Source data:
-- Opening Marker --
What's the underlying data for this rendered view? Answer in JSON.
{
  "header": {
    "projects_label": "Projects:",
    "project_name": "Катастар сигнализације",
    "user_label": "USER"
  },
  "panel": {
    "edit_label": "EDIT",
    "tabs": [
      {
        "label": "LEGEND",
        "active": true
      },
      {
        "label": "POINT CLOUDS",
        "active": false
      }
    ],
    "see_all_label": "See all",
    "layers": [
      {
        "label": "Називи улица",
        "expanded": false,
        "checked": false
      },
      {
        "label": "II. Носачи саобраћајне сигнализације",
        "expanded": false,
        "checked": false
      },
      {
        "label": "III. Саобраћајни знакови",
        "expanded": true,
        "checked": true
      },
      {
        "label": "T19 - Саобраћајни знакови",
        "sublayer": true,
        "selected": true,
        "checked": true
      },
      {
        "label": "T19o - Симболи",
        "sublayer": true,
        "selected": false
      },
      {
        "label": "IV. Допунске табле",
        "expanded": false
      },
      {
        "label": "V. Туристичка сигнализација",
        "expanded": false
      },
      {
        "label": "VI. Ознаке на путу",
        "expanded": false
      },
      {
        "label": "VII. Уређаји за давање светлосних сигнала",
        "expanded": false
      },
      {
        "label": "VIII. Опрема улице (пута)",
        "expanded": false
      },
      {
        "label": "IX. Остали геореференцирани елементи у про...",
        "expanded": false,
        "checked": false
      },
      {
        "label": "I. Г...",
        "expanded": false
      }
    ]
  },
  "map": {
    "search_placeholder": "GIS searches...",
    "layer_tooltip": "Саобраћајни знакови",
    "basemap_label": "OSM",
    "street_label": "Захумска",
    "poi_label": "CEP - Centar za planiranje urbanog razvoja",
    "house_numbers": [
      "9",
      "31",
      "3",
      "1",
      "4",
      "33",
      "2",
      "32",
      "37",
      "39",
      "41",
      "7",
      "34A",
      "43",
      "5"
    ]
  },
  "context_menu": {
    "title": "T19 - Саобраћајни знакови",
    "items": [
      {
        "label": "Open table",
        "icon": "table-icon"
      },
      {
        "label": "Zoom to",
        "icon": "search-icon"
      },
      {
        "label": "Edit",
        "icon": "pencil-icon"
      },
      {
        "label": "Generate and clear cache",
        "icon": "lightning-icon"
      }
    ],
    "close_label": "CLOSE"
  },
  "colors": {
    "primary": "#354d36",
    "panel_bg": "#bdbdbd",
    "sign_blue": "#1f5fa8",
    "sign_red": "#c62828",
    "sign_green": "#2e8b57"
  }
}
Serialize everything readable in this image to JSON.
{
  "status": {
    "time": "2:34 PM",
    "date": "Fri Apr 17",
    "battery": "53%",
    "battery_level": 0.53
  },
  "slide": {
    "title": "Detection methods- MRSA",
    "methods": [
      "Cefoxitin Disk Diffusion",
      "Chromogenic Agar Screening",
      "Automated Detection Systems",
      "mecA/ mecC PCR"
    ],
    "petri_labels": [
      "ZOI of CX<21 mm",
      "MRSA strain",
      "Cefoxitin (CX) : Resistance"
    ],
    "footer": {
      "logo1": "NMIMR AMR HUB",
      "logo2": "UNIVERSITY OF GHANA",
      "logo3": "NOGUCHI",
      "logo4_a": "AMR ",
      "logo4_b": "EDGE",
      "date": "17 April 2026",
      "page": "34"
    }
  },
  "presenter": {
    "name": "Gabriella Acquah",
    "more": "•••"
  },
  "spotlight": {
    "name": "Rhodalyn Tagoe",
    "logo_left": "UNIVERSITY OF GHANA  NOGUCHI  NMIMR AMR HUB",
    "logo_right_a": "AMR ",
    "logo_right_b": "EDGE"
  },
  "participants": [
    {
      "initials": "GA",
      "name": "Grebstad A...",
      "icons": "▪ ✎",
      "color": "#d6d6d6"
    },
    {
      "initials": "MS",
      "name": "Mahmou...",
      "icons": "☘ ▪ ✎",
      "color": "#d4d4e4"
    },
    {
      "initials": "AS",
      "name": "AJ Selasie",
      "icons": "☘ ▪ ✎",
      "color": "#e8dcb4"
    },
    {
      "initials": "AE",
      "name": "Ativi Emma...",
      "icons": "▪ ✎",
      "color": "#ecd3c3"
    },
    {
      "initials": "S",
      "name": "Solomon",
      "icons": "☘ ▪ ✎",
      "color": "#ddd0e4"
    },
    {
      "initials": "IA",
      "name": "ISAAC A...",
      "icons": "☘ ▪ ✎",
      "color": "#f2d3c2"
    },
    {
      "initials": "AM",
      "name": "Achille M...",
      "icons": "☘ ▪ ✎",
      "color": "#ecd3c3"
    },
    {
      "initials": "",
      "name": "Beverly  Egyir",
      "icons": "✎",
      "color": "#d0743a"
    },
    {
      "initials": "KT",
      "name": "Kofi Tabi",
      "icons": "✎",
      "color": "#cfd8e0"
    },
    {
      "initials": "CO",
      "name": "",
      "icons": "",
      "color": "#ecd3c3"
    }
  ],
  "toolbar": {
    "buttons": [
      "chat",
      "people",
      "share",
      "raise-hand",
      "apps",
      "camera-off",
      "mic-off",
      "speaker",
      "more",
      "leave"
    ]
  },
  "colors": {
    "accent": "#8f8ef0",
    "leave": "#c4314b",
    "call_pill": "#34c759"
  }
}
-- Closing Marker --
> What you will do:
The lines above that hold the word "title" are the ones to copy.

> Solved exercise:
    "title": "T19 - Саобраћајни знакови",
    "title": "Detection methods- MRSA",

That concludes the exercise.